Zimbabwe to exhibit work at Venice Biennale

Every year, the Venice Biennale announces a raft of different countries due to exhibit at the event, the most famous artistic showcase in the world.

Previous years have seen the Vatican, the United Arab Emirates, and even Peckham, make their debuts. Today’s announcement of unlikely debutantes, and long-absent friends, beats them all.

Zimbabwe, in partnership with the British Council, along with artistic institutions in France and Monaco, is set to exhibit work by four Zimbabwean artists at the biennale from June. It is the first time the sub-Saharan nation has exhibited in Venice since 1990, and a rare appearance for an African nation.
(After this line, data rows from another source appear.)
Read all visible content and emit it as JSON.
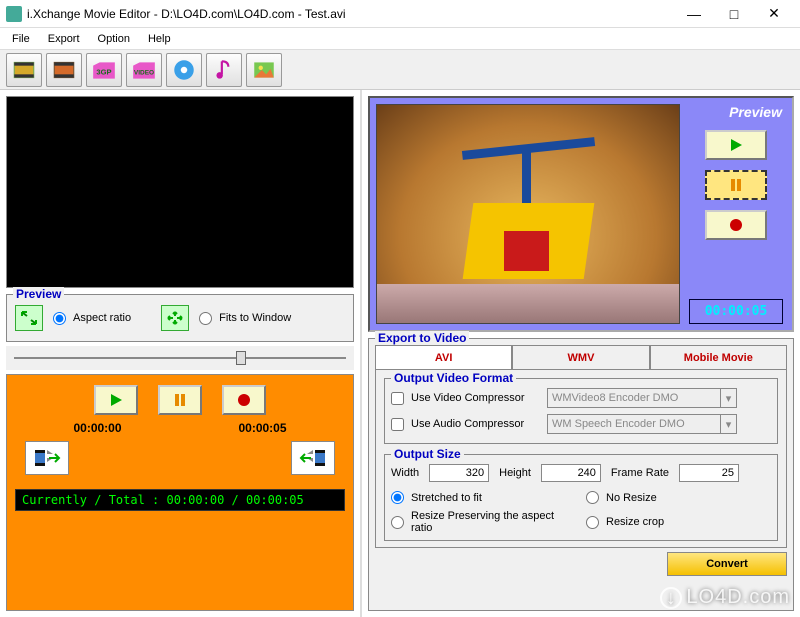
{
  "window": {
    "title": "i.Xchange Movie Editor - D:\\LO4D.com\\LO4D.com - Test.avi"
  },
  "menu": {
    "file": "File",
    "export": "Export",
    "option": "Option",
    "help": "Help"
  },
  "left": {
    "preview_legend": "Preview",
    "aspect_ratio": "Aspect ratio",
    "fits_to_window": "Fits to Window",
    "time_start": "00:00:00",
    "time_end": "00:00:05",
    "status": "Currently / Total : 00:00:00 / 00:00:05"
  },
  "right": {
    "preview_label": "Preview",
    "timer": "00:00:05",
    "export_legend": "Export to Video",
    "tabs": {
      "avi": "AVI",
      "wmv": "WMV",
      "mobile": "Mobile Movie"
    },
    "ovf_legend": "Output Video Format",
    "use_video": "Use Video Compressor",
    "use_audio": "Use Audio Compressor",
    "video_enc": "WMVideo8 Encoder DMO",
    "audio_enc": "WM Speech Encoder DMO",
    "osize_legend": "Output Size",
    "width_lbl": "Width",
    "width_val": "320",
    "height_lbl": "Height",
    "height_val": "240",
    "fr_lbl": "Frame Rate",
    "fr_val": "25",
    "opt_stretch": "Stretched to fit",
    "opt_noresize": "No Resize",
    "opt_preserve": "Resize Preserving the aspect ratio",
    "opt_crop": "Resize crop",
    "convert": "Convert"
  },
  "watermark": "LO4D.com"
}
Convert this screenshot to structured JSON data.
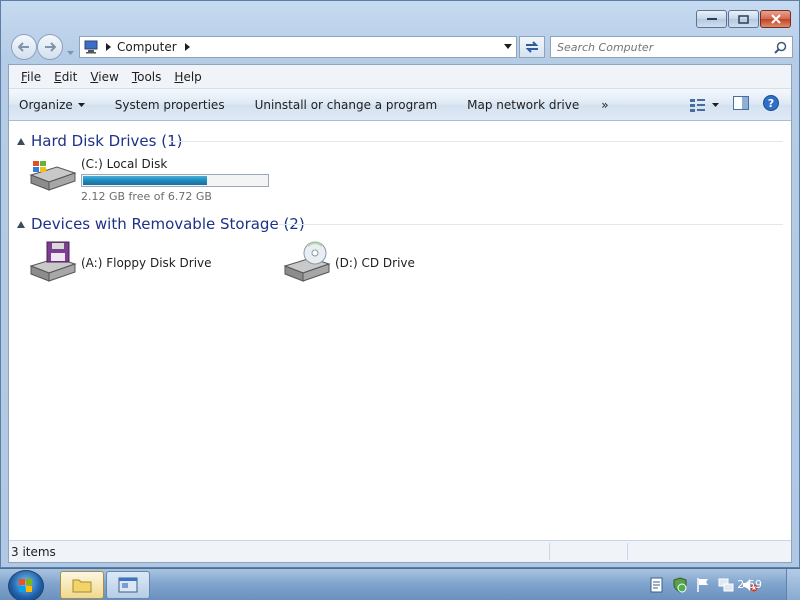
{
  "window": {
    "buttons": [
      "minimize",
      "maximize",
      "close"
    ]
  },
  "nav": {
    "address_crumb": "Computer",
    "search_placeholder": "Search Computer"
  },
  "menubar": {
    "items": [
      "File",
      "Edit",
      "View",
      "Tools",
      "Help"
    ]
  },
  "commandbar": {
    "organize": "Organize",
    "system_properties": "System properties",
    "uninstall": "Uninstall or change a program",
    "map_drive": "Map network drive",
    "more": "»"
  },
  "groups": {
    "hard_disks": {
      "title": "Hard Disk Drives (1)",
      "drives": [
        {
          "label": "(C:) Local Disk",
          "free_text": "2.12 GB free of 6.72 GB",
          "used_fraction": 0.68
        }
      ]
    },
    "removable": {
      "title": "Devices with Removable Storage (2)",
      "drives": [
        {
          "label": "(A:) Floppy Disk Drive"
        },
        {
          "label": "(D:) CD Drive"
        }
      ]
    }
  },
  "status": {
    "items_count": "3 items"
  },
  "taskbar": {
    "clock": "2:59"
  },
  "colors": {
    "accent": "#1e3287",
    "usage_fill": "#1f89bd"
  }
}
It is a dramatic coup for the beleaguered country, where those exhibiting work critical of Robert Mugabe’s regime face extended prison terms.

“We are going to be part of the biennale like any other country,” said the Zimbabwean National Gallery’s Raphael Chikukwa, who will curate the exhibition. “Previously the whole of Africa has been boxed together in a single pavilion. But why isn’t there a European pavilion? Individual European countries are represented. So we have the chance to finally showcase Zimbabwe as a sovereign nation.”

The pavilion will be headlined “Seeing Ourselves” and will occupy part of the Church of Santa Maria Della Pieta in central Venice.

Artists to be represented will be video artist Berry Bickle, sculptor Tapfuma Gutsa, photographer Calvin Dondo and painter Misheck Masamvu. They plan to explore issues such as Zimbabwean emigration, Zimbabwe’s role in the Second World War, and farming rights in Venice. None of their work is critical of the current Zimbabwean government.

Their treatment contrasts starkly with that of artists back home. In Zimbabwe, another artist, Owen Maseko, is facing 20 years in prison for exhibiting paintings critical of Zimbabwe’s president, Robert Mugabe, last year.

Maseko’s paintings examined government-led massacres in western Zimbabwe during the 1980s. It was closed by government officials after one day. Afterwards, Maseko was taken to prison in leg irons and held for four days, during which time he was interrogated in 12-hour stretches.

"There are many contradictions in today's Zimbabwe and this is one of them," Zimbabwe's Minister of Education, Sport, Arts and Culture David Coltart told The Independent. "There is certainly not clear freedom of expression in Zimbabwe but as I understand that the artists going to Venice are genuine independent artists. We have to use every means we can of interacting with the international community."

Maseko said he had no objection to the other artists going to Venice but warned that self censorship was holding back Zimbabweans who were living in fear after his arrest.

"Right now the political situation in Zimbabwe is unstable and that would be used artists' work. But self censorship is an issue. My arrest put a lot of fear into our artists, they are scared."

Maseko's exhibition in Bulawayo is still closed and treated as a crime scene. If he should lose his court battle with authorities he said he faces up to 20 years in prison.